▶ Assigned task:
Repeat every entry word for word; omit all pictures.

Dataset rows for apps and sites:
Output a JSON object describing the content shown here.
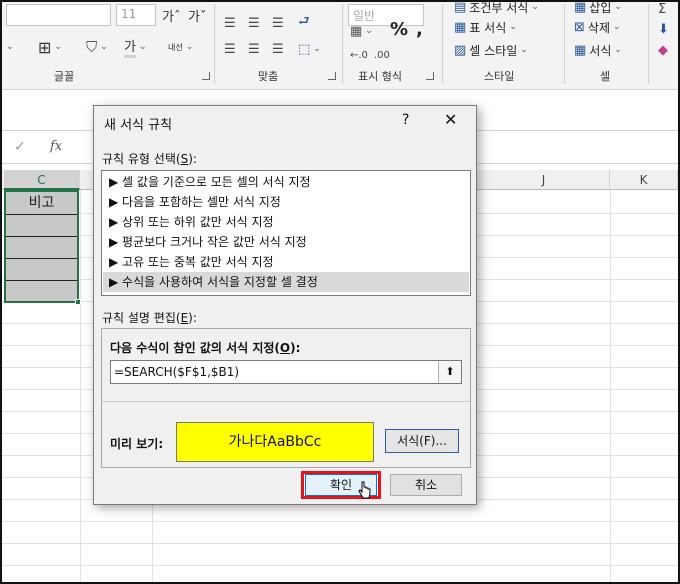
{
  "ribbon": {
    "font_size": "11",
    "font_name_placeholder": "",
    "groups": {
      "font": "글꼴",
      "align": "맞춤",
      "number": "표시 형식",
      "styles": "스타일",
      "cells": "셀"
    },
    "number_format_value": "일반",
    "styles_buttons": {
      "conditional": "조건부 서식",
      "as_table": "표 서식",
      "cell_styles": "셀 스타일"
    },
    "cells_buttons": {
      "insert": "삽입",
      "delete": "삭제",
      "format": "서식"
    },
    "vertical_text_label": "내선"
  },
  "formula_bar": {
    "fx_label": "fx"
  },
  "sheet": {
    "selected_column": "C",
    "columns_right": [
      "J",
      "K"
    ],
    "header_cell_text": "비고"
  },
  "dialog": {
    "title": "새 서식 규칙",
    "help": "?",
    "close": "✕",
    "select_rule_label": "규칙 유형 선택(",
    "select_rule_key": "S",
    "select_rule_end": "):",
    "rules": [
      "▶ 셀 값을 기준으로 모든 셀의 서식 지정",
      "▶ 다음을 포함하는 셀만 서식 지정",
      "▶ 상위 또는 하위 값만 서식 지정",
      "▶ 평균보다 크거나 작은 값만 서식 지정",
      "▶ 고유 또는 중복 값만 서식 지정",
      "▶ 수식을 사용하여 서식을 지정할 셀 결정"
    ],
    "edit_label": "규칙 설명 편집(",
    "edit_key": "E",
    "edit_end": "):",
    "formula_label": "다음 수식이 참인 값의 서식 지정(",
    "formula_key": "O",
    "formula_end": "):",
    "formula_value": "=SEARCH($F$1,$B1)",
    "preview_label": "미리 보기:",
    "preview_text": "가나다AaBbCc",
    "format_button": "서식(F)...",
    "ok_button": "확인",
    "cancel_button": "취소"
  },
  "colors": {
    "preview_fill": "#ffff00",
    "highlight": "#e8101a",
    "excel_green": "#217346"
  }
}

▶ Response for this exercise:
Output a JSON object describing the content shown here.
{
  "ribbon": {
    "font_size": "11",
    "font_name_placeholder": "",
    "groups": {
      "font": "글꼴",
      "align": "맞춤",
      "number": "표시 형식",
      "styles": "스타일",
      "cells": "셀"
    },
    "number_format_value": "일반",
    "styles_buttons": {
      "conditional": "조건부 서식",
      "as_table": "표 서식",
      "cell_styles": "셀 스타일"
    },
    "cells_buttons": {
      "insert": "삽입",
      "delete": "삭제",
      "format": "서식"
    },
    "vertical_text_label": "내선"
  },
  "formula_bar": {
    "fx_label": "fx"
  },
  "sheet": {
    "selected_column": "C",
    "columns_right": [
      "J",
      "K"
    ],
    "header_cell_text": "비고"
  },
  "dialog": {
    "title": "새 서식 규칙",
    "help": "?",
    "close": "✕",
    "select_rule_label": "규칙 유형 선택(",
    "select_rule_key": "S",
    "select_rule_end": "):",
    "rules": [
      "▶ 셀 값을 기준으로 모든 셀의 서식 지정",
      "▶ 다음을 포함하는 셀만 서식 지정",
      "▶ 상위 또는 하위 값만 서식 지정",
      "▶ 평균보다 크거나 작은 값만 서식 지정",
      "▶ 고유 또는 중복 값만 서식 지정",
      "▶ 수식을 사용하여 서식을 지정할 셀 결정"
    ],
    "edit_label": "규칙 설명 편집(",
    "edit_key": "E",
    "edit_end": "):",
    "formula_label": "다음 수식이 참인 값의 서식 지정(",
    "formula_key": "O",
    "formula_end": "):",
    "formula_value": "=SEARCH($F$1,$B1)",
    "preview_label": "미리 보기:",
    "preview_text": "가나다AaBbCc",
    "format_button": "서식(F)...",
    "ok_button": "확인",
    "cancel_button": "취소"
  },
  "colors": {
    "preview_fill": "#ffff00",
    "highlight": "#e8101a",
    "excel_green": "#217346"
  }
}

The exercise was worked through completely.